However, in 2018, the American Academy of Ophthalmology (AAO) published a study that found a link between patients treated with Elmiron and the development of maculopathy.
Maculopathy refers to a variety of disorders involving the center of the retina, which is called the macula. The macula senses light, and is responsible for all central vision, most color vision, and seeing fine details.
In May of 2019, researchers published a study concluding that Elmiron use resulted in “potentially avoidable retinal degeneration phenomenon associated with chronic [Elmiron] exposure.” They also concluded that Elmiron use caused “structural changes” in the pigmented layer of the retina.
In October of 2019, the AAO published an additional study, which stated that Elmiron “appears to be toxic to the retina.” That same year, three ophthalmologists from Kaiser Permanente conducted a review of patients in Northern California.
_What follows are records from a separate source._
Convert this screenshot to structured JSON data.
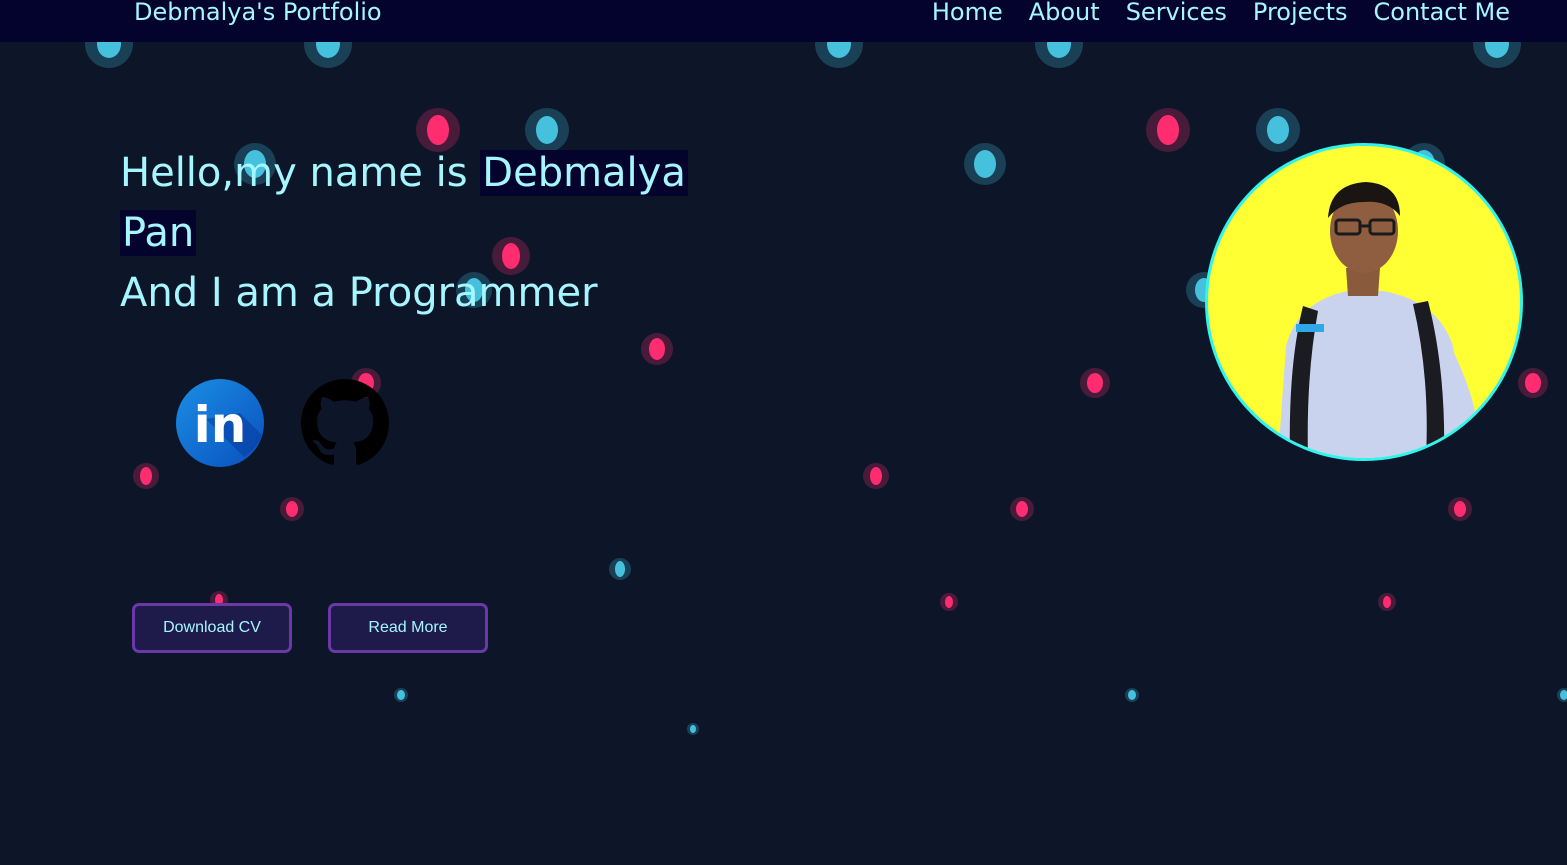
{
  "nav": {
    "brand": "Debmalya's Portfolio",
    "links": [
      "Home",
      "About",
      "Services",
      "Projects",
      "Contact Me"
    ]
  },
  "hero": {
    "greeting_prefix": "Hello,my name is ",
    "name_first": "Debmalya",
    "name_last": "Pan",
    "tagline": "And I am a Programmer"
  },
  "social": {
    "linkedin_icon": "linkedin-icon",
    "github_icon": "github-icon",
    "linkedin_text": "in"
  },
  "buttons": {
    "download_cv": "Download CV",
    "read_more": "Read More"
  },
  "colors": {
    "background": "#0d1628",
    "navbar": "#03032e",
    "text_accent": "#a6f6ff",
    "particle_blue": "#45c1de",
    "particle_pink": "#ff2d6f",
    "avatar_bg": "#ffff33",
    "avatar_border": "#2ff5ee",
    "button_border": "#6b38a8"
  }
}
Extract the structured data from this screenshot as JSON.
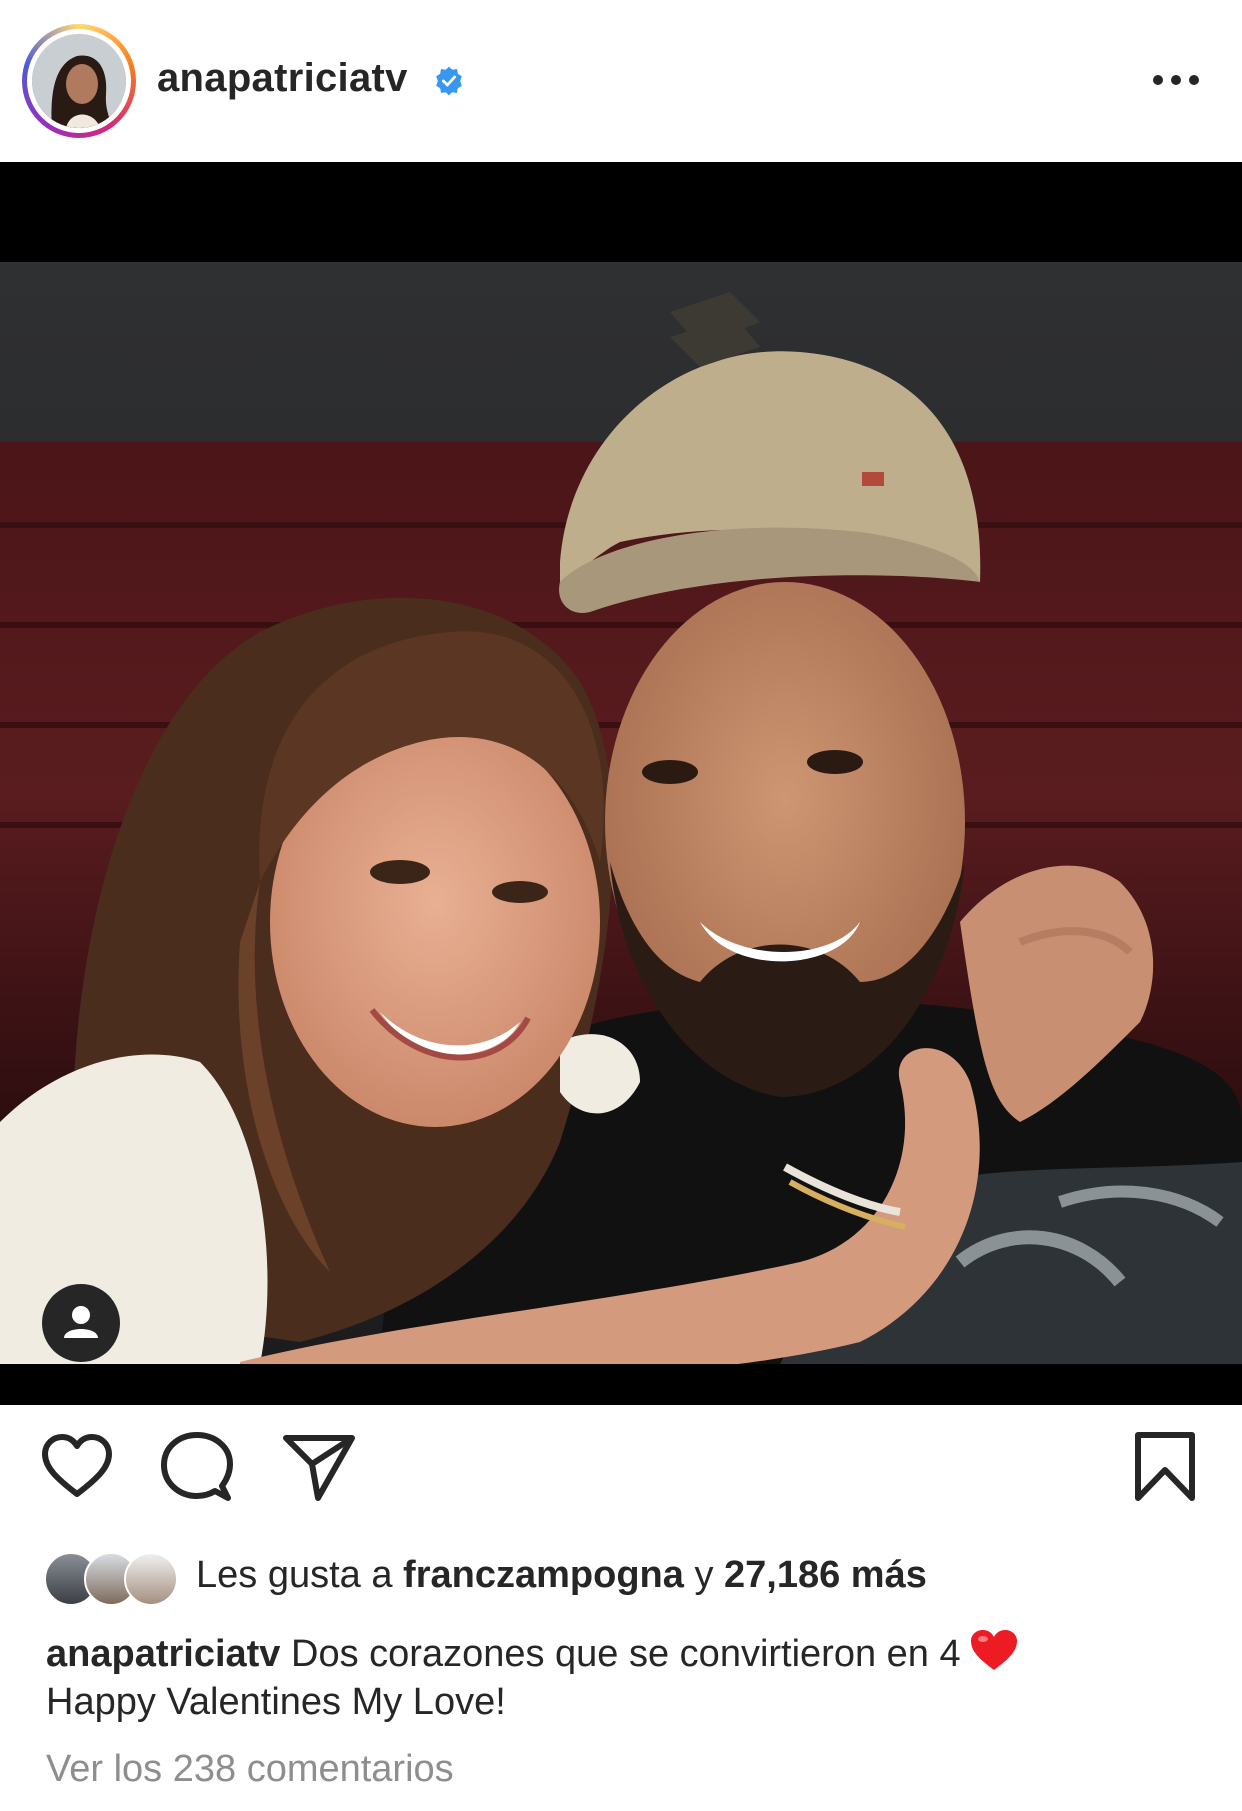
{
  "post": {
    "username": "anapatriciatv",
    "caption_line1": "Dos corazones que se convirtieron en 4",
    "caption_line2": "Happy Valentines My Love!",
    "caption_emoji": "red-heart"
  },
  "likes": {
    "prefix": "Les gusta a",
    "user": "franczampogna",
    "joiner": "y",
    "count": "27,186 más"
  },
  "comments": {
    "label": "Ver los 238 comentarios"
  },
  "icons": {
    "verified": "verified-badge-icon",
    "more": "more-options-icon",
    "like": "heart-icon",
    "comment": "comment-icon",
    "share": "send-icon",
    "save": "bookmark-icon",
    "tags": "user-tag-icon"
  },
  "colors": {
    "text": "#262626",
    "muted": "#8e8e8e",
    "verified": "#3897f0",
    "heart": "#ed4956"
  }
}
As reported in Science Daily, those doctors “found that about one-quarter of patients with significant exposure to Elmiron showed definite signs of eye damage, and that this medication toxicity could masquerade as other known retinal conditions, such as age-related macular degeneration or pattern dystrophy.”